### Task material

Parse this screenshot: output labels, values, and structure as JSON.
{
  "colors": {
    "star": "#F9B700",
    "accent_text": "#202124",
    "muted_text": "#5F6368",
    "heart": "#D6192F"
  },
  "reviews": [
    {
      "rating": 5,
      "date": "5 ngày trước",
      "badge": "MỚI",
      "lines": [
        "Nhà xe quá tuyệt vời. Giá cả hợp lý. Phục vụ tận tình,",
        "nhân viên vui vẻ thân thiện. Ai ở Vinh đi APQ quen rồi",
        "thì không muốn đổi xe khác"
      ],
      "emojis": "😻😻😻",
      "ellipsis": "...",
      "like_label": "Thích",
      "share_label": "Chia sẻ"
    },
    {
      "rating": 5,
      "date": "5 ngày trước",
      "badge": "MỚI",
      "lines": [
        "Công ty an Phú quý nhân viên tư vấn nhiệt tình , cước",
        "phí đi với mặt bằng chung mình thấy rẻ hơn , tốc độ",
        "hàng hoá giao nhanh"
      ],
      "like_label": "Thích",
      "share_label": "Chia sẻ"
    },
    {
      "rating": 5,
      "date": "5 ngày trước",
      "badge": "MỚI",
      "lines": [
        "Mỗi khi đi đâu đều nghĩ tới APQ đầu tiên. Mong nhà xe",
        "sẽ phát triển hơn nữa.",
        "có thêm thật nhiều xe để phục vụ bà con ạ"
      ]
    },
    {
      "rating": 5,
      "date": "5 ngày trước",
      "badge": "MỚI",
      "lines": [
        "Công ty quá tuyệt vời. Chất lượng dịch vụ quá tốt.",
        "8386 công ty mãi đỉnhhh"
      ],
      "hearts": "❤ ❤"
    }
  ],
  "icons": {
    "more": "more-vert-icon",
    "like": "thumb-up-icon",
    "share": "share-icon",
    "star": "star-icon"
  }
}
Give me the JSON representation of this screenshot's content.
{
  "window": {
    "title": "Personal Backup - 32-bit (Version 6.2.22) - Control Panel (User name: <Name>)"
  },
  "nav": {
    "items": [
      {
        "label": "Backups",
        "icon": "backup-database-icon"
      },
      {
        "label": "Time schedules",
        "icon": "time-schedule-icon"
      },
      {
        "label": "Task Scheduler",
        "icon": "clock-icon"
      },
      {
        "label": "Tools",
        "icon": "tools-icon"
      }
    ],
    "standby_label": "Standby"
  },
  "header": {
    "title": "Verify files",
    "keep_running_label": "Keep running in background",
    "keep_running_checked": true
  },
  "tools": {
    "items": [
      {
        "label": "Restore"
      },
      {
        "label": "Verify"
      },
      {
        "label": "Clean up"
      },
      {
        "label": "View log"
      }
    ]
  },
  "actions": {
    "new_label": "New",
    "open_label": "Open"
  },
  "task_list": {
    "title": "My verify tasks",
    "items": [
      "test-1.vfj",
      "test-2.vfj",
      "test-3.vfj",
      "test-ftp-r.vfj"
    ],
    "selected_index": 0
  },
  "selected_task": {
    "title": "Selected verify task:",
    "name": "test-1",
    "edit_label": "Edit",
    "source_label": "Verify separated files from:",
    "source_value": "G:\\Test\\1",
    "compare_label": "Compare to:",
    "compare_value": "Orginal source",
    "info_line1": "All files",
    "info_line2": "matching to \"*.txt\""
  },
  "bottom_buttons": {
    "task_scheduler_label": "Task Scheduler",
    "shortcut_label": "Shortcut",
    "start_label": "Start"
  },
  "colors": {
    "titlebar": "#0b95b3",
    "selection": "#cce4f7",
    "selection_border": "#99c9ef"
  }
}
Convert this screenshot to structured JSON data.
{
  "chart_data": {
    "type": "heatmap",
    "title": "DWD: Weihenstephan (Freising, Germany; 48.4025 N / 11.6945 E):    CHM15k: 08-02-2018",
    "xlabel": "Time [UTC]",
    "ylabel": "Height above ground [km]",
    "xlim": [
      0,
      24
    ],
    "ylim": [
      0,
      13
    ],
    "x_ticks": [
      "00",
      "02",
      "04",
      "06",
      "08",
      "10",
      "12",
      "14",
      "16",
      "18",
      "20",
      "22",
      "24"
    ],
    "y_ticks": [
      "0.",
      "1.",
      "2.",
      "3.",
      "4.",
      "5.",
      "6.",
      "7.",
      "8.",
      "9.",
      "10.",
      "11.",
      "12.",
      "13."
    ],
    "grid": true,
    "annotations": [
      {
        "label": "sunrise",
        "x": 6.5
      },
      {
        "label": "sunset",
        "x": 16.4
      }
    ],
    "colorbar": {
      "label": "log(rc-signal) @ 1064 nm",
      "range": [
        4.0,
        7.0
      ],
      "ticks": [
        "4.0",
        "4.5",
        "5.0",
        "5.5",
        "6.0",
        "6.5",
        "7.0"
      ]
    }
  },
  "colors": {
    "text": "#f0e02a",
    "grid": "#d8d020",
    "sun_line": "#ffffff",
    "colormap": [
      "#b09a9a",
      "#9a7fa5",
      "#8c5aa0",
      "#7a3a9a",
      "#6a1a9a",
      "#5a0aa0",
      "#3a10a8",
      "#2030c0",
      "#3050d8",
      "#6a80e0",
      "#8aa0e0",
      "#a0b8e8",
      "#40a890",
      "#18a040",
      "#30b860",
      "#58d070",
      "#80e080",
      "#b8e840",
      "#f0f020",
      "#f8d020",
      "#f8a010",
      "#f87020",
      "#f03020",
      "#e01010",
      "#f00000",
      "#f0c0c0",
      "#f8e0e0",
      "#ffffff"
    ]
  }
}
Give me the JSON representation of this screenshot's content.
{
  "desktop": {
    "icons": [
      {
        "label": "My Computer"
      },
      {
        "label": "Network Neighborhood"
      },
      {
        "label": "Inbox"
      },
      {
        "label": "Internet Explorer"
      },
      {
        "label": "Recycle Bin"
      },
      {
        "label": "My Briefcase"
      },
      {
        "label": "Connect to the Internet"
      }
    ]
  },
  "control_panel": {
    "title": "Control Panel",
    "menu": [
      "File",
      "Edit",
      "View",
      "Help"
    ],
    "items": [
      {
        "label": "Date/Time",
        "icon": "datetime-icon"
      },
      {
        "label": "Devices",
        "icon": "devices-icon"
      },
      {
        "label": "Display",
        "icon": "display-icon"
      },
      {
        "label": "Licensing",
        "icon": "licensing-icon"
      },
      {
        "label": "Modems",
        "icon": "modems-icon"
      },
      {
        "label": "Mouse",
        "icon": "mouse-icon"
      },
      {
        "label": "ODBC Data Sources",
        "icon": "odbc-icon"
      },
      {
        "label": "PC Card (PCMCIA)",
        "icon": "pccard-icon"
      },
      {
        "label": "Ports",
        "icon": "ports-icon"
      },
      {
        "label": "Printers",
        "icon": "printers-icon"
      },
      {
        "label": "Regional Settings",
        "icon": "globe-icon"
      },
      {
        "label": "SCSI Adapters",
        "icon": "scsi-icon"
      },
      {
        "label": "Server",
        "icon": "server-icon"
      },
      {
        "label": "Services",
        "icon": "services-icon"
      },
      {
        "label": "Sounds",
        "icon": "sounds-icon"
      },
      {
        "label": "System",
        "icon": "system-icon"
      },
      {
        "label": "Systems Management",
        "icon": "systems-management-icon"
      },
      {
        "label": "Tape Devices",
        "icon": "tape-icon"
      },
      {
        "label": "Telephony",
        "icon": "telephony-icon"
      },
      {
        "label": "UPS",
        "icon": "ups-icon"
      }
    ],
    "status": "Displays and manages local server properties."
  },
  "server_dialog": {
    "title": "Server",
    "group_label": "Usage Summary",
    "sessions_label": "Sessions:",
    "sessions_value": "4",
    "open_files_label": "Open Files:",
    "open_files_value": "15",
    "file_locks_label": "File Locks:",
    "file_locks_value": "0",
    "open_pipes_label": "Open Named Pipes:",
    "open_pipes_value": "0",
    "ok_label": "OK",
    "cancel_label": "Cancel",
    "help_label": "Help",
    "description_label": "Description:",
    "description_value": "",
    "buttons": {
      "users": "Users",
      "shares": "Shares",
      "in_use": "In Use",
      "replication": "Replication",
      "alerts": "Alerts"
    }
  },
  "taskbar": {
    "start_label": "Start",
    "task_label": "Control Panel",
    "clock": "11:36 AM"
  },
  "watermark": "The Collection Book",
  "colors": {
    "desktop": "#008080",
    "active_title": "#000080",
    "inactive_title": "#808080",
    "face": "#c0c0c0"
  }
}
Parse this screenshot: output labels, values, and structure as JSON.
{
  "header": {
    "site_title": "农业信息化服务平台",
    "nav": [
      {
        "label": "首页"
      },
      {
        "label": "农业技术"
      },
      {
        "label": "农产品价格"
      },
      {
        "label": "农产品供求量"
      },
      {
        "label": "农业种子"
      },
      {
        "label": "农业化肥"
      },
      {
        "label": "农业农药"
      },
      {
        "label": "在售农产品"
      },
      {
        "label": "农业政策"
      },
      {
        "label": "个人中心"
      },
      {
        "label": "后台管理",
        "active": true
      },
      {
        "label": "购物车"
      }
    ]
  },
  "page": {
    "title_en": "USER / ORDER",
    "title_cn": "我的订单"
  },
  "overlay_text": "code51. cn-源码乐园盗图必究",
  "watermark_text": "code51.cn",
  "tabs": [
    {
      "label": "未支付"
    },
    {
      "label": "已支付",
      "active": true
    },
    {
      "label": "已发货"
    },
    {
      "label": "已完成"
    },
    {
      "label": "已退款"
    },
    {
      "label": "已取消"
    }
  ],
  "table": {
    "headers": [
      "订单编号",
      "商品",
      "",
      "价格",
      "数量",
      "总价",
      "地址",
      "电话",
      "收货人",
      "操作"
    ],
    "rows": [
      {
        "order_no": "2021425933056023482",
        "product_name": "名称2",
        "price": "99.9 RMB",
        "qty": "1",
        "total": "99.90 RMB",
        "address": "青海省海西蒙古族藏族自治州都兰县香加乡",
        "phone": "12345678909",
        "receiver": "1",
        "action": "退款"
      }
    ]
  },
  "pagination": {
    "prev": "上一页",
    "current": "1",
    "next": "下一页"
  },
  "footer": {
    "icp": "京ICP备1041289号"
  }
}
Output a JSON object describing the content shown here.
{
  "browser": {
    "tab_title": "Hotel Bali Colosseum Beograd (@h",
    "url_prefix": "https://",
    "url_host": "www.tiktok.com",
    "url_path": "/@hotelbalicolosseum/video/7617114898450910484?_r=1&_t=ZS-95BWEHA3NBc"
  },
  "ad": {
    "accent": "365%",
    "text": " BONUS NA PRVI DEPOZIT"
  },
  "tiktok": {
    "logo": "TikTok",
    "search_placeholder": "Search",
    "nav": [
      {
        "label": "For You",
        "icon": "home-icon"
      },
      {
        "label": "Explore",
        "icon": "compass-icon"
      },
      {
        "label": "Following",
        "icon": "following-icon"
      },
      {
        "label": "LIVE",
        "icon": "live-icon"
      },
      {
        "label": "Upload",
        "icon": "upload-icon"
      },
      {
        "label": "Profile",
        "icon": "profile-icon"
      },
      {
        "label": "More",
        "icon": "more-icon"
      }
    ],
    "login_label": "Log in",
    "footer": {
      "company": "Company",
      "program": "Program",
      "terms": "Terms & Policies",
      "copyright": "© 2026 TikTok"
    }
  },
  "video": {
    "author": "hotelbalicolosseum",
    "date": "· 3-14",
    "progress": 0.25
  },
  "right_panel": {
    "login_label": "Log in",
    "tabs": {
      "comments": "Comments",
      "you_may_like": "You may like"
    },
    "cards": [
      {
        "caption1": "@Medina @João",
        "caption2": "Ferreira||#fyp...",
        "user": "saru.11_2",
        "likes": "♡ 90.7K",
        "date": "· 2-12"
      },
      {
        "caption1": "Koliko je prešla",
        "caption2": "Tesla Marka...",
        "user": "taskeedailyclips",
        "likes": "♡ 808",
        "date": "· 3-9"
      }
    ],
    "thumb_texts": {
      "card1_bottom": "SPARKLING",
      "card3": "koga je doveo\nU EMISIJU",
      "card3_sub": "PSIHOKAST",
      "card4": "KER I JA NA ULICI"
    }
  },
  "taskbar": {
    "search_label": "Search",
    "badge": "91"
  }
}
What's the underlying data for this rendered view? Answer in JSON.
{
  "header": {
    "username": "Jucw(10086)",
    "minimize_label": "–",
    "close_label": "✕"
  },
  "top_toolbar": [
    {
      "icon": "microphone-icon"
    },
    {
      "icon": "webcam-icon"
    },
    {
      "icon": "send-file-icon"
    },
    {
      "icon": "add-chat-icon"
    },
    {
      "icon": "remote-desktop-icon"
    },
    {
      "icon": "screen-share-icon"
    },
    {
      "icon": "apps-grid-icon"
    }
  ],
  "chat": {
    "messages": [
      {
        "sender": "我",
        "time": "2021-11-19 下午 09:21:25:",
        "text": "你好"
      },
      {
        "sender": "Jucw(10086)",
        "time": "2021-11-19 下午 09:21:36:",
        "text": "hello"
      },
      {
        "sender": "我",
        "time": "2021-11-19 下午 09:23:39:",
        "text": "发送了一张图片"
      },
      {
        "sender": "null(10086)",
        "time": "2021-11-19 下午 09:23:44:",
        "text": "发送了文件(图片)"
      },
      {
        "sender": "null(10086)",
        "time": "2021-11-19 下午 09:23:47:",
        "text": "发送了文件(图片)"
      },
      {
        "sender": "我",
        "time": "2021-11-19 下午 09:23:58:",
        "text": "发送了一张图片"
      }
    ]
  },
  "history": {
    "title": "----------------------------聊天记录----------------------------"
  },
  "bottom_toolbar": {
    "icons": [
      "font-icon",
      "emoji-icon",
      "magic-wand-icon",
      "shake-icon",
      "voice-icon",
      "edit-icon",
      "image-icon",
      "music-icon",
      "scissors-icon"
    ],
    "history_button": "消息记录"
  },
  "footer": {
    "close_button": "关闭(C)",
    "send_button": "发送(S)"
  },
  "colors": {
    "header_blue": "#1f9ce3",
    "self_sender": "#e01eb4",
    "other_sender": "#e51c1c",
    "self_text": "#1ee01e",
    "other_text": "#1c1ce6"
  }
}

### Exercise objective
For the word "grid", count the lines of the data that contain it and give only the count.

### Response to the task
3